Exhale into Downward Facing Dog or Adho Mukha Svanasana. Flip your toes pressing the hips to the sky, your body into an inverted V shape, and lengthen your spine. Your gaze between your knees. If it feels right, plant your heels firmly in the mat. Your fingers spread, pressing into the mat.
You’ll feel this stretch in many areas. Most will feel it in the calves, hamstrings, and hips. It should also be felt in the shoulders, back, perhaps the neck, and the arms.
Stay in this resting posture for three breaths. On the third exhale, inhale stepping to the top of your mat.
Inhale stepping to the top of your mat, then exhale into a forward fold. The hands at the back of your calves or ar your ankles pulling yourself into the stretch.
Slightly bend the knees, inhale in a reverse swan dive. Slowly and mindfully roll the vertebrae up to a straight spine reaching towards the sky.
Exhale your hands back to the heart center standing tall with your shoulders back and your sternum pressing forward.
There are several benefits of sun salutations. They can increase flexibility, significantly increases heart rate, and maybe more impactful than aerobic exercise at reducing anxiety and stress.5

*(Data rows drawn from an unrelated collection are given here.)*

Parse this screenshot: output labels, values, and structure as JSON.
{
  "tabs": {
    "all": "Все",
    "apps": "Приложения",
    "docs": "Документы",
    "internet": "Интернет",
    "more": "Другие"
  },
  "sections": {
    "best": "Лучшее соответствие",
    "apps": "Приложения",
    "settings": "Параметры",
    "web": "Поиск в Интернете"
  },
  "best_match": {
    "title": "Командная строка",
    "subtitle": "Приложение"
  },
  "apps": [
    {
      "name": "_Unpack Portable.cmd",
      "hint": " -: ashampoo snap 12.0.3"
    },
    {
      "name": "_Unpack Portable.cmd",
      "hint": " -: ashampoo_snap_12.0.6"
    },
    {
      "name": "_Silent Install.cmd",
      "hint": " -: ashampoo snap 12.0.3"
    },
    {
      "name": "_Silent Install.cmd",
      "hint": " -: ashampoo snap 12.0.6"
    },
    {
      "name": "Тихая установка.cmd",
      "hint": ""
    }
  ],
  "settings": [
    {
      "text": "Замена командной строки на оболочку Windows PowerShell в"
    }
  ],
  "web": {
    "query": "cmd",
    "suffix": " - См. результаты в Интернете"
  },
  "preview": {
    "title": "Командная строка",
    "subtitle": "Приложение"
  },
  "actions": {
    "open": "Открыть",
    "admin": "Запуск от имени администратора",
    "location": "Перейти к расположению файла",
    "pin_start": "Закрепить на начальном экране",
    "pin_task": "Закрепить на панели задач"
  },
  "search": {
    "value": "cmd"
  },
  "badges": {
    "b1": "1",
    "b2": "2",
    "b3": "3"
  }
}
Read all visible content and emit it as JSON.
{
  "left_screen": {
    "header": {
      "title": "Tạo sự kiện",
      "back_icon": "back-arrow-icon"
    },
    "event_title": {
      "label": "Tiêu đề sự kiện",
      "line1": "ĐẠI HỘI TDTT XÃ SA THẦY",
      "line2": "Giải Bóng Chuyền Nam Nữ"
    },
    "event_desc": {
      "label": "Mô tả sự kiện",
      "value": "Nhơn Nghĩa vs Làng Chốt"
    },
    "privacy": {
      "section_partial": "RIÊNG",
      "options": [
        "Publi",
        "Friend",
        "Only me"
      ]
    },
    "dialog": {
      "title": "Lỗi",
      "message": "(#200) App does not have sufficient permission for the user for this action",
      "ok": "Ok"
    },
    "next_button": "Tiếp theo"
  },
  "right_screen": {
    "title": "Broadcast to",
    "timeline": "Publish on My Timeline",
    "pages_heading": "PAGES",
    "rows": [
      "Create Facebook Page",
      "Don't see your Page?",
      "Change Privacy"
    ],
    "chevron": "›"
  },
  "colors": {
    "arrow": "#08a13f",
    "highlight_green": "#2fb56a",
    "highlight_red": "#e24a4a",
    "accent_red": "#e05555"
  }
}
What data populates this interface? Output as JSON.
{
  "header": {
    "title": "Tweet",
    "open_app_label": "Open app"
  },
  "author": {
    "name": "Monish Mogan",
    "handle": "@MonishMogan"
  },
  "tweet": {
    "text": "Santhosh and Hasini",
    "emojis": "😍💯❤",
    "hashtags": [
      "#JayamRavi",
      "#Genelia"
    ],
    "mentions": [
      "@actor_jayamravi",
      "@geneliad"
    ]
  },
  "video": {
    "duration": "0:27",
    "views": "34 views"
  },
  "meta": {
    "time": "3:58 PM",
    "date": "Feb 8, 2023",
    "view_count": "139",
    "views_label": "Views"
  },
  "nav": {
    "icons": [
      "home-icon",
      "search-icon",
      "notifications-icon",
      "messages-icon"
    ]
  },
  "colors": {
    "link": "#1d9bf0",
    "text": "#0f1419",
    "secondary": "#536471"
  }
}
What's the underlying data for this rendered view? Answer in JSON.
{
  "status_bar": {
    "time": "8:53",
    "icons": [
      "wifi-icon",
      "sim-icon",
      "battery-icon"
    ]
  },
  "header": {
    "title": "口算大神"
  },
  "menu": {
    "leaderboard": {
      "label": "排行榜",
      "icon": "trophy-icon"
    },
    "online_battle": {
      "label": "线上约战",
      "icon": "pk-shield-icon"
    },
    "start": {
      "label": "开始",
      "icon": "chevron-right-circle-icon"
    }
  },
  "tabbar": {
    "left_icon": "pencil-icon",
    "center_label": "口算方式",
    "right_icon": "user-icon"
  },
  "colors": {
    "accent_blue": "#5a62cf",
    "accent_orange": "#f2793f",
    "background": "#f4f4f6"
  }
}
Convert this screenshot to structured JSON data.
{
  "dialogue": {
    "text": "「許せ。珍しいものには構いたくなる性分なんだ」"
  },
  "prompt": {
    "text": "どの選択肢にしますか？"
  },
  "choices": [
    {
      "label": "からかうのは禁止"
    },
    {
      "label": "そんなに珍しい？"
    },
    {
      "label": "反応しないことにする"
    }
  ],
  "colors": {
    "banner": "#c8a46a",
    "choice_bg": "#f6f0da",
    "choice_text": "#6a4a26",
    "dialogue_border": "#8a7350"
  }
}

Aside from stretching the body and increasing blood flow, the sun salutation can connect you with the body. This can create a sense of deep focus and embodiment causing a meditative effect.
As I work towards my initial yoga instructor certification, I recommend meditating for ten minutes prior to beginning this flow. Then, complete the flow five to ten times in a mindful, controlled way.
Let me know your thoughts…